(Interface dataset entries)
++++

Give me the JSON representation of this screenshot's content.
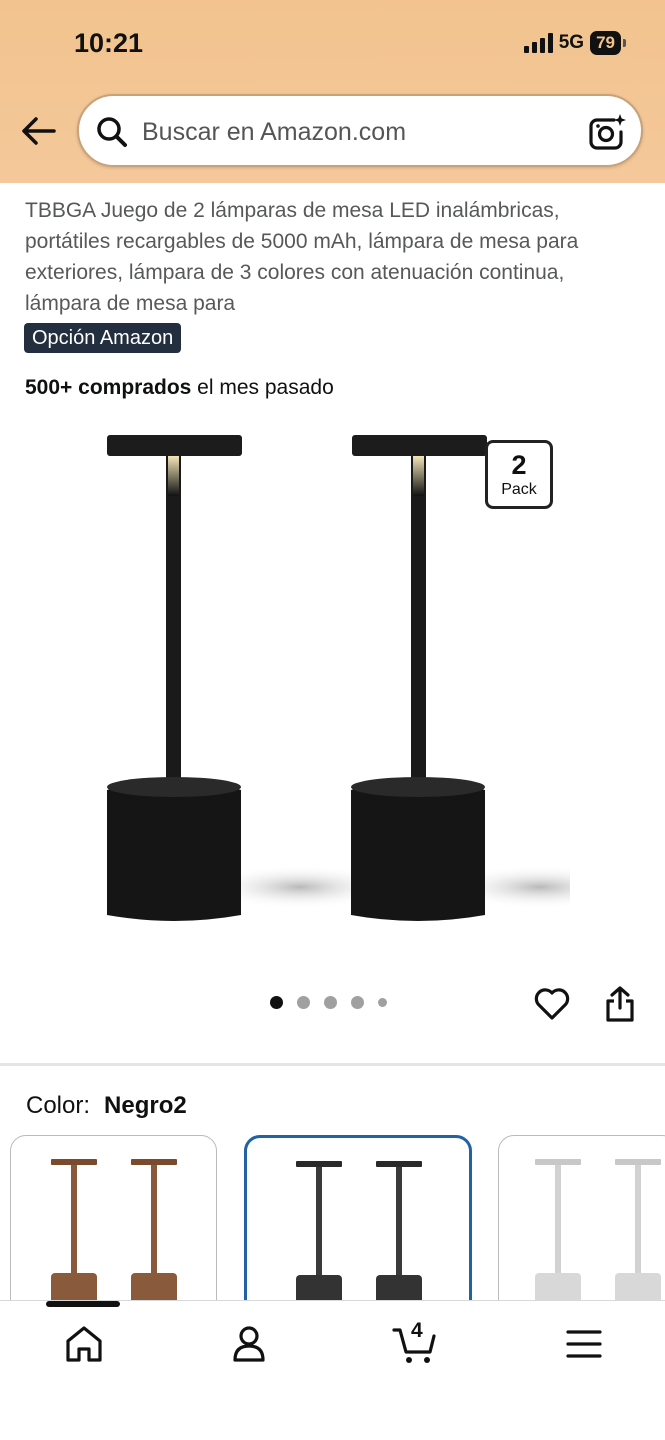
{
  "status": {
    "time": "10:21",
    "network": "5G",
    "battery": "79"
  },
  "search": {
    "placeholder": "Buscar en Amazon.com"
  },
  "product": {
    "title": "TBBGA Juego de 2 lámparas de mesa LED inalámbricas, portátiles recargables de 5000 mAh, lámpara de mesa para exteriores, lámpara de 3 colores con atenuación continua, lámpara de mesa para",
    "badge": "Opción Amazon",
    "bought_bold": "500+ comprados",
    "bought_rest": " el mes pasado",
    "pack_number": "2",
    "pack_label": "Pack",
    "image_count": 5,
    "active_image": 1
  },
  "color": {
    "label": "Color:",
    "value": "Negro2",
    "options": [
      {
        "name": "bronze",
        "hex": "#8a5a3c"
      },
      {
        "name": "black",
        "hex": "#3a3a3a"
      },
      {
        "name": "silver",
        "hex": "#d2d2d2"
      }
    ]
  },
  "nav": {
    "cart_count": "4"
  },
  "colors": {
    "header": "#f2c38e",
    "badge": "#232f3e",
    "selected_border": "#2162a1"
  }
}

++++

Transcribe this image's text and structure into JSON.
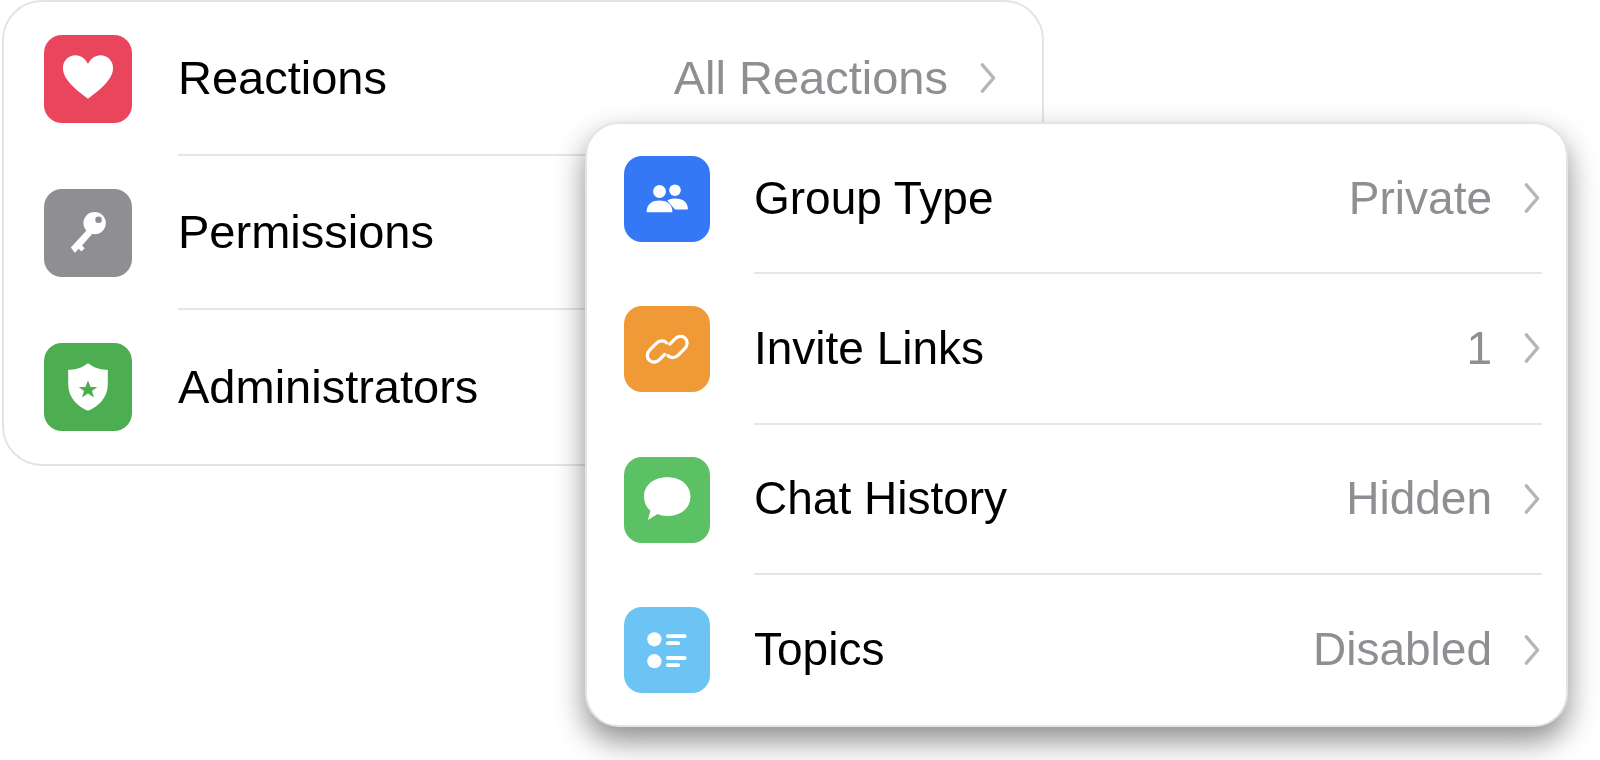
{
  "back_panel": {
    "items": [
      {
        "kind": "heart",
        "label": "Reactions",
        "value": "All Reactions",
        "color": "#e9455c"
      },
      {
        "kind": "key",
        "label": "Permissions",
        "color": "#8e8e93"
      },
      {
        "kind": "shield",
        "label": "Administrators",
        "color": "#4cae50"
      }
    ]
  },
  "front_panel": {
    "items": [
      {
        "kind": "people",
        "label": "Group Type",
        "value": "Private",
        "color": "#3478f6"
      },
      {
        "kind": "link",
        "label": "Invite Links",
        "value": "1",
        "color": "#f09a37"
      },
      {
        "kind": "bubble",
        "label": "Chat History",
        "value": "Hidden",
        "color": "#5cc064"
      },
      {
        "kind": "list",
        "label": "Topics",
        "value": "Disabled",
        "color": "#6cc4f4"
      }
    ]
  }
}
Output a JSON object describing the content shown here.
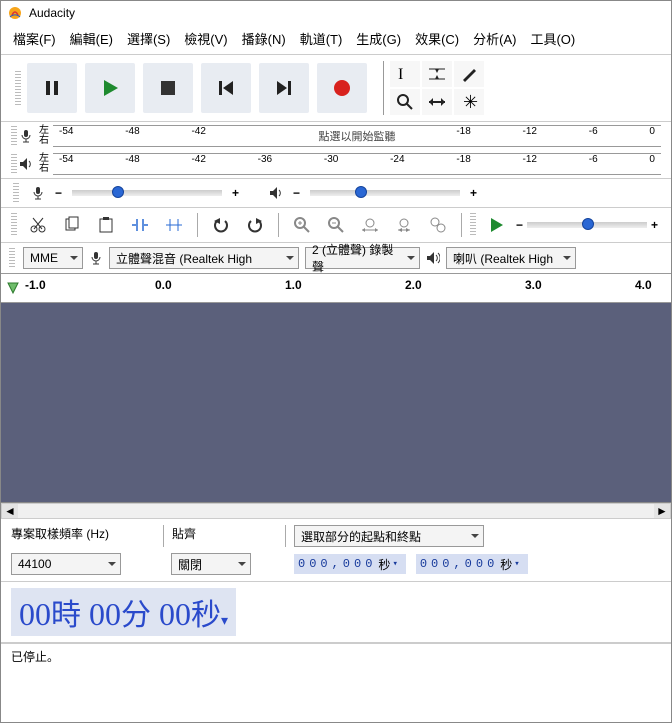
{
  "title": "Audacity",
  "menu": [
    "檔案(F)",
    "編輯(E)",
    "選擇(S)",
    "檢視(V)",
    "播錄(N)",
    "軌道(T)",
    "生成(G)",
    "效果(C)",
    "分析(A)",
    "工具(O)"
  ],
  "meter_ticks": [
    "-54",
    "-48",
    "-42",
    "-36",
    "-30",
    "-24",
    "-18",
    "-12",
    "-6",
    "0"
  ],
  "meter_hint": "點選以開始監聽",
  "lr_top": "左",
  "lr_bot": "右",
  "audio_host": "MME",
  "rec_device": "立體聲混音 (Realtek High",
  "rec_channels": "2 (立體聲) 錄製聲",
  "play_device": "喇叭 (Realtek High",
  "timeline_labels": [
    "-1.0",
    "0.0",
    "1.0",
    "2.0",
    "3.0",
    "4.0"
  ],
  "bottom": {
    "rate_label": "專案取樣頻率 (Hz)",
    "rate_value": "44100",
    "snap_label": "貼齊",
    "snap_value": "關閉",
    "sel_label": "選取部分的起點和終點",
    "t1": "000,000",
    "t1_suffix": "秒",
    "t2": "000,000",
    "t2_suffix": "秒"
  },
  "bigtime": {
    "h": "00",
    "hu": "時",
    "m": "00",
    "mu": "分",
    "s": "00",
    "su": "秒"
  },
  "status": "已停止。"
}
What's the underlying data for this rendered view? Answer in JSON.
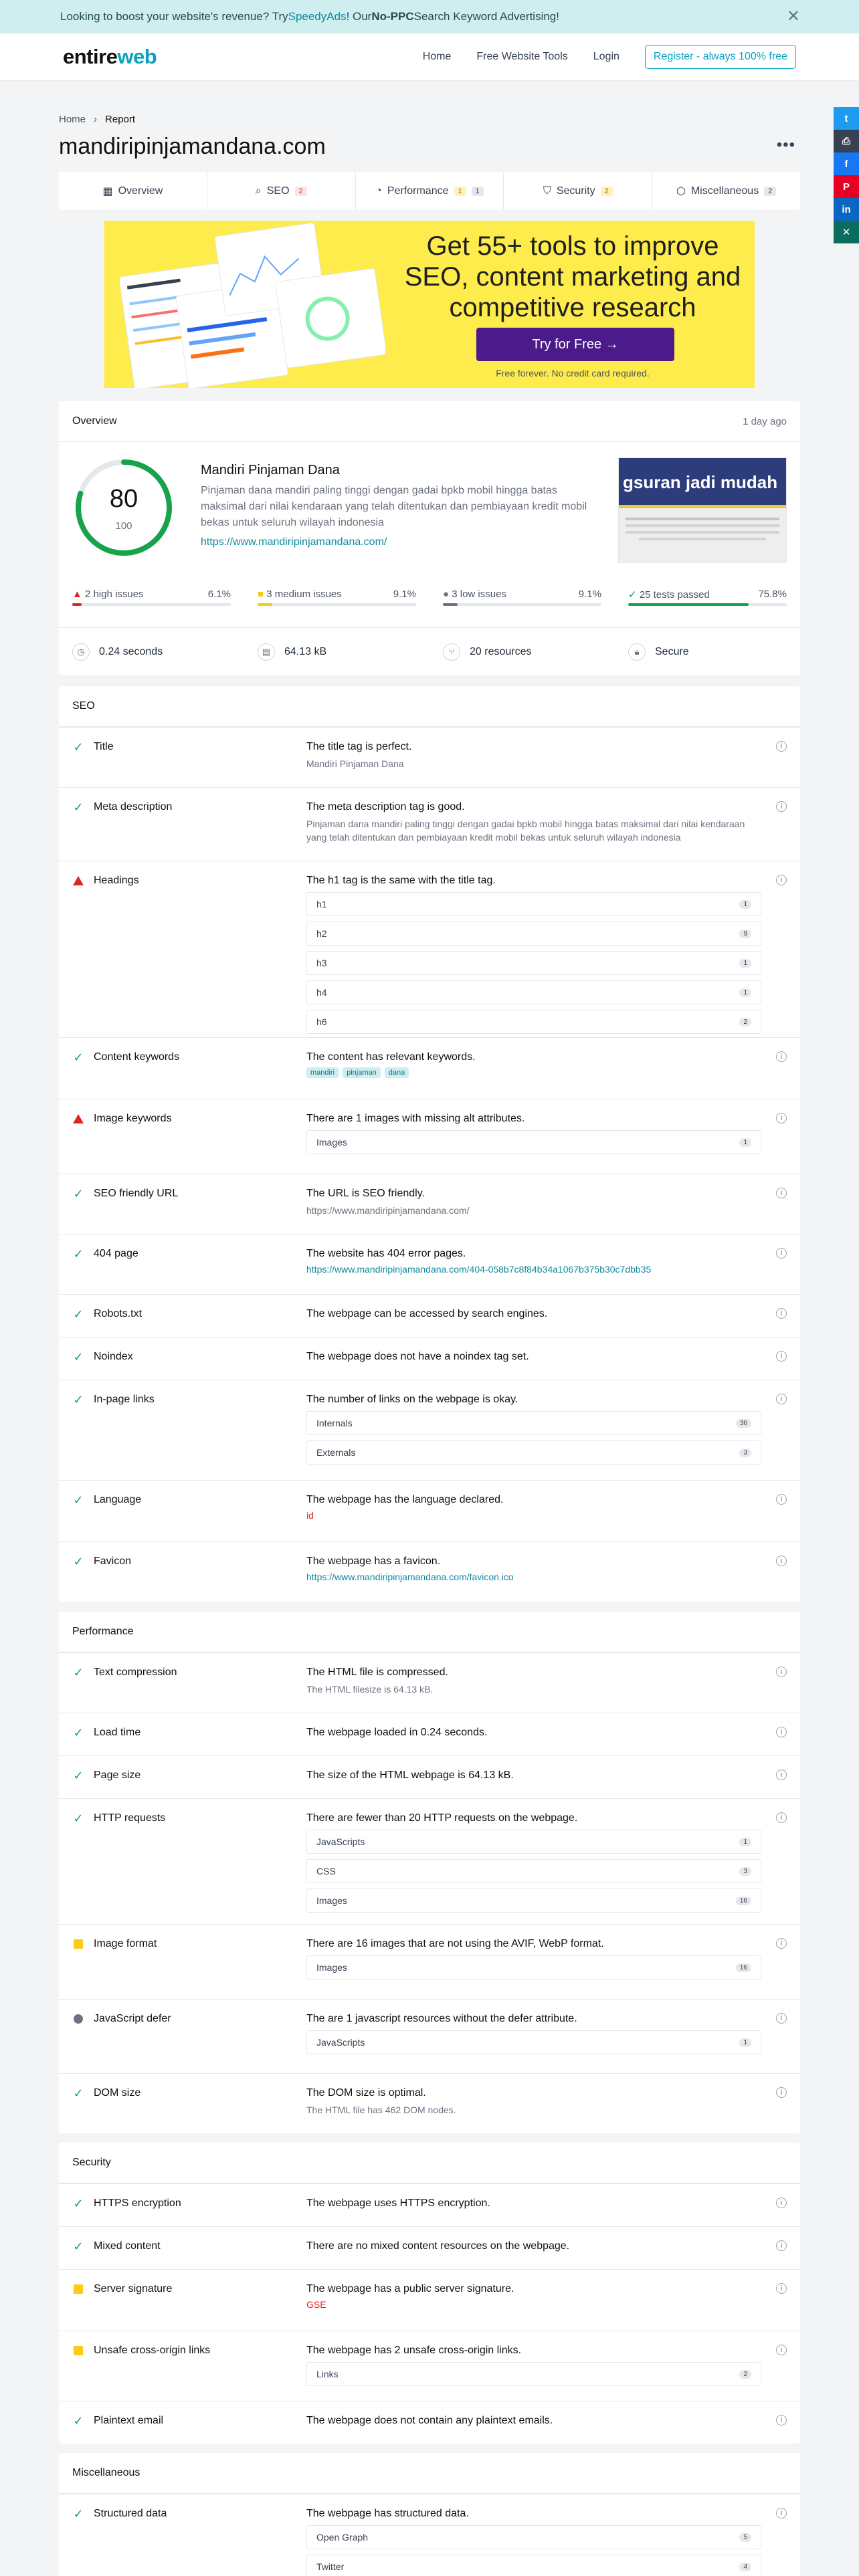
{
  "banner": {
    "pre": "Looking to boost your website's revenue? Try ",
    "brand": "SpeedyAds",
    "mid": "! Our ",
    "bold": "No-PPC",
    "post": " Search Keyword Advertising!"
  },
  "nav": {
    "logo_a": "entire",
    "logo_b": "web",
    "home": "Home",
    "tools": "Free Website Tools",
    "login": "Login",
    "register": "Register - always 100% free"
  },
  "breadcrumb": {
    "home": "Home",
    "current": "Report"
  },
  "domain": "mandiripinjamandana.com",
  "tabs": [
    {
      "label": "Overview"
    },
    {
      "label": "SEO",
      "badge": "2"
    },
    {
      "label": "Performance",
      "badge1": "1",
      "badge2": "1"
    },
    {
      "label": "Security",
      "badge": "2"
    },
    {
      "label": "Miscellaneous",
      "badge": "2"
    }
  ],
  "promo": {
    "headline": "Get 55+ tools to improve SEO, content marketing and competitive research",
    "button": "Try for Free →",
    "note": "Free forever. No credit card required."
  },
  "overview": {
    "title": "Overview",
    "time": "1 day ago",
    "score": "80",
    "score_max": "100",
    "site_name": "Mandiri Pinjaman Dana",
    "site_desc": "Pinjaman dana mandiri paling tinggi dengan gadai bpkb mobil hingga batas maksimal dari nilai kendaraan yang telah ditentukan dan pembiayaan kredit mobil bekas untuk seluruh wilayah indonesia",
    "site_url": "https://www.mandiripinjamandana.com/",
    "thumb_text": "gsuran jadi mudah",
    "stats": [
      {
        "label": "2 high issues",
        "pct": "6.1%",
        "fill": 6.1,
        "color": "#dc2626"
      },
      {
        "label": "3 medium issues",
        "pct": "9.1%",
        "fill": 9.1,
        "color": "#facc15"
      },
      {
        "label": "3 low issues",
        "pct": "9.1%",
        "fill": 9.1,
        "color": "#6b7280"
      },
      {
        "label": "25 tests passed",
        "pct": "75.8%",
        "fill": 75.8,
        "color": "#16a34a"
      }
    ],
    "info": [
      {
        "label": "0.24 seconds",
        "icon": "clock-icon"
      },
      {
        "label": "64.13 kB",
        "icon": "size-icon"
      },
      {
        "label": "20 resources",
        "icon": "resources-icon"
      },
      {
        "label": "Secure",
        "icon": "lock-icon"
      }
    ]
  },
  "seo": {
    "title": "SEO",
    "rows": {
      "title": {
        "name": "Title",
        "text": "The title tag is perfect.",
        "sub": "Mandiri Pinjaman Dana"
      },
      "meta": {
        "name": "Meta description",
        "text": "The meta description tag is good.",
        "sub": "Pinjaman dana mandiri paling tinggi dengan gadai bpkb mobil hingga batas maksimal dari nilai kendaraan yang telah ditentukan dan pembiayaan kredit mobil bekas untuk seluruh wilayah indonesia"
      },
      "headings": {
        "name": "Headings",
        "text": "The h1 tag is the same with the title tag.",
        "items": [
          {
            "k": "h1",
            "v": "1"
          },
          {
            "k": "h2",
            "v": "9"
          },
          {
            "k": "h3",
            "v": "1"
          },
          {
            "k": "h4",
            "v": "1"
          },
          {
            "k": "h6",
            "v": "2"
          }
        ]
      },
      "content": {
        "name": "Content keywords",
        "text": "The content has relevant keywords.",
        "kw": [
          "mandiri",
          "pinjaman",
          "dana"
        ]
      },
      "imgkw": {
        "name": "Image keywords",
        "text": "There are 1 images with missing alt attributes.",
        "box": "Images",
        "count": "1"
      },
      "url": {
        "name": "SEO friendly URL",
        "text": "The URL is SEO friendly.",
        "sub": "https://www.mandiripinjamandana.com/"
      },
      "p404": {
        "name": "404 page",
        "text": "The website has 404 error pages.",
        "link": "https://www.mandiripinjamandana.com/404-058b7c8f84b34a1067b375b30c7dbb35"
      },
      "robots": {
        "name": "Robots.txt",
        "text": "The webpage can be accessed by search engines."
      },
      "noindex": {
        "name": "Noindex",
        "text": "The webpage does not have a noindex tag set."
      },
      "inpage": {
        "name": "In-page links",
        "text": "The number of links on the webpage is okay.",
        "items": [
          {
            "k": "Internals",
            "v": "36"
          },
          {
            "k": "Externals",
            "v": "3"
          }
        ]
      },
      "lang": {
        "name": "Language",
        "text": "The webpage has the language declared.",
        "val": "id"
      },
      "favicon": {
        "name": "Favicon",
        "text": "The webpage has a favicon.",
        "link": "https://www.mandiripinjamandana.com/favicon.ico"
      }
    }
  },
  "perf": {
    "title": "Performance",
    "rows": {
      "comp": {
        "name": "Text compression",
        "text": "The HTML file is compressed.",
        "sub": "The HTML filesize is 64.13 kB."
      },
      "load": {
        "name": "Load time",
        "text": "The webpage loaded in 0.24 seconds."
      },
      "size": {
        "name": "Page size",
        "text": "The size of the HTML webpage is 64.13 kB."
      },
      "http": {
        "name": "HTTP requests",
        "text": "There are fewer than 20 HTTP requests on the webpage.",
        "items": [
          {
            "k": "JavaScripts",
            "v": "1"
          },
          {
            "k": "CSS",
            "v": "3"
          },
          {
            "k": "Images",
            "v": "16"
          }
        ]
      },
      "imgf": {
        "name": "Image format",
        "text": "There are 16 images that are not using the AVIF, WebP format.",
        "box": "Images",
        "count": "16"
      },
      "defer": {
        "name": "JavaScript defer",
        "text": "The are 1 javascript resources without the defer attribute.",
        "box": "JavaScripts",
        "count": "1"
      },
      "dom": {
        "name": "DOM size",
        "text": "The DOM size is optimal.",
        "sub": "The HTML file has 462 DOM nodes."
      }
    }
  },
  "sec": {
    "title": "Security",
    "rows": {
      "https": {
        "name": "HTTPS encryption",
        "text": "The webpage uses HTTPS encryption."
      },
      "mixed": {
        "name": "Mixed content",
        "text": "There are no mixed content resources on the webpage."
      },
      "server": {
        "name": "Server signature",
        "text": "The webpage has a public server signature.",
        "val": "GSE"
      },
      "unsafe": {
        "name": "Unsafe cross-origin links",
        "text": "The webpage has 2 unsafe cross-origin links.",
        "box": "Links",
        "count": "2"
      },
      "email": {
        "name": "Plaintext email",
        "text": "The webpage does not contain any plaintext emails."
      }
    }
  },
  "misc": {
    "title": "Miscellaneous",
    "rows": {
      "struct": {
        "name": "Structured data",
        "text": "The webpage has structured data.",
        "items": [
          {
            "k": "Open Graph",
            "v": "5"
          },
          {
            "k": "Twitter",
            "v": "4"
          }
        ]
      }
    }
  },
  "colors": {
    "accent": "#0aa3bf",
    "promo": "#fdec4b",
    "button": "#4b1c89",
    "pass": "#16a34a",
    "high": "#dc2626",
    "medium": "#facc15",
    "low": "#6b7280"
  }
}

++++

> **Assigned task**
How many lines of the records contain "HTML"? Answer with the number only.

> **Reply to the exercise**
4